◆ EXERCISE DETAILS
Apart from the pictures, which must be omitted, restate the data exactly.

◆ ENTRIES PROVIDED
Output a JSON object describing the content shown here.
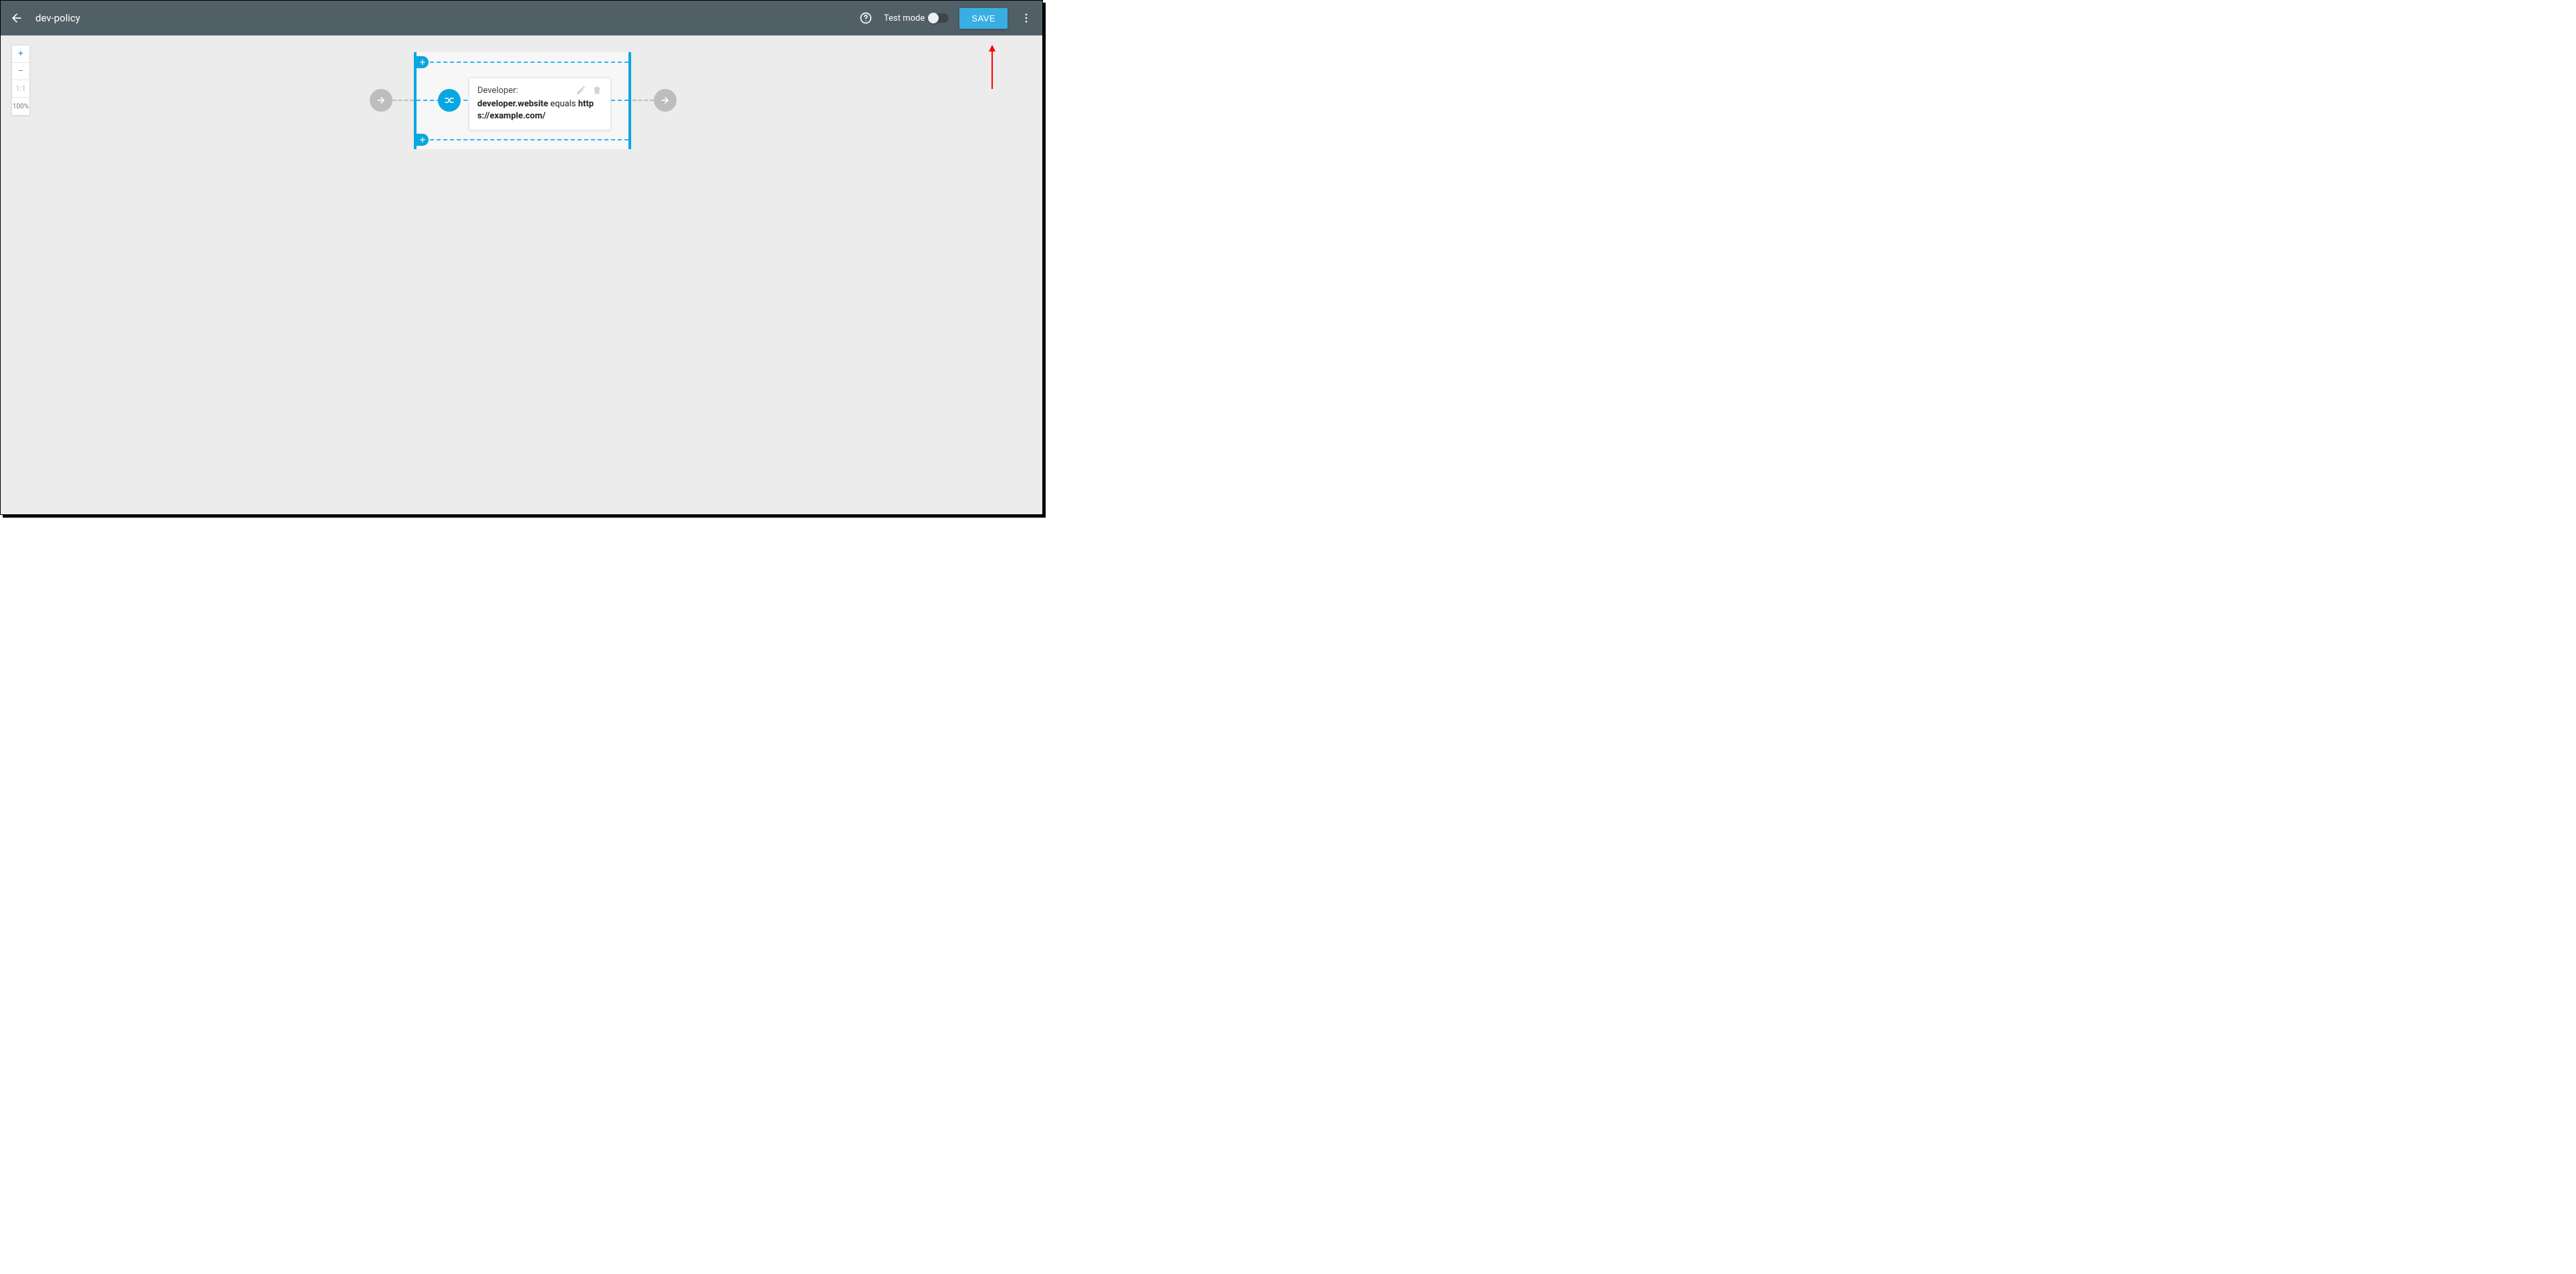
{
  "header": {
    "title": "dev-policy",
    "test_mode_label": "Test mode",
    "save_label": "SAVE"
  },
  "zoom": {
    "plus": "+",
    "minus": "−",
    "ratio": "1:1",
    "percent": "100%"
  },
  "condition": {
    "title": "Developer:",
    "field": "developer.website",
    "operator": "equals",
    "value": "https://example.com/"
  }
}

◆ COMPLETED EXERCISE
Output a JSON object describing the content shown here.
{
  "header": {
    "title": "dev-policy",
    "test_mode_label": "Test mode",
    "save_label": "SAVE"
  },
  "zoom": {
    "plus": "+",
    "minus": "−",
    "ratio": "1:1",
    "percent": "100%"
  },
  "condition": {
    "title": "Developer:",
    "field": "developer.website",
    "operator": "equals",
    "value": "https://example.com/"
  }
}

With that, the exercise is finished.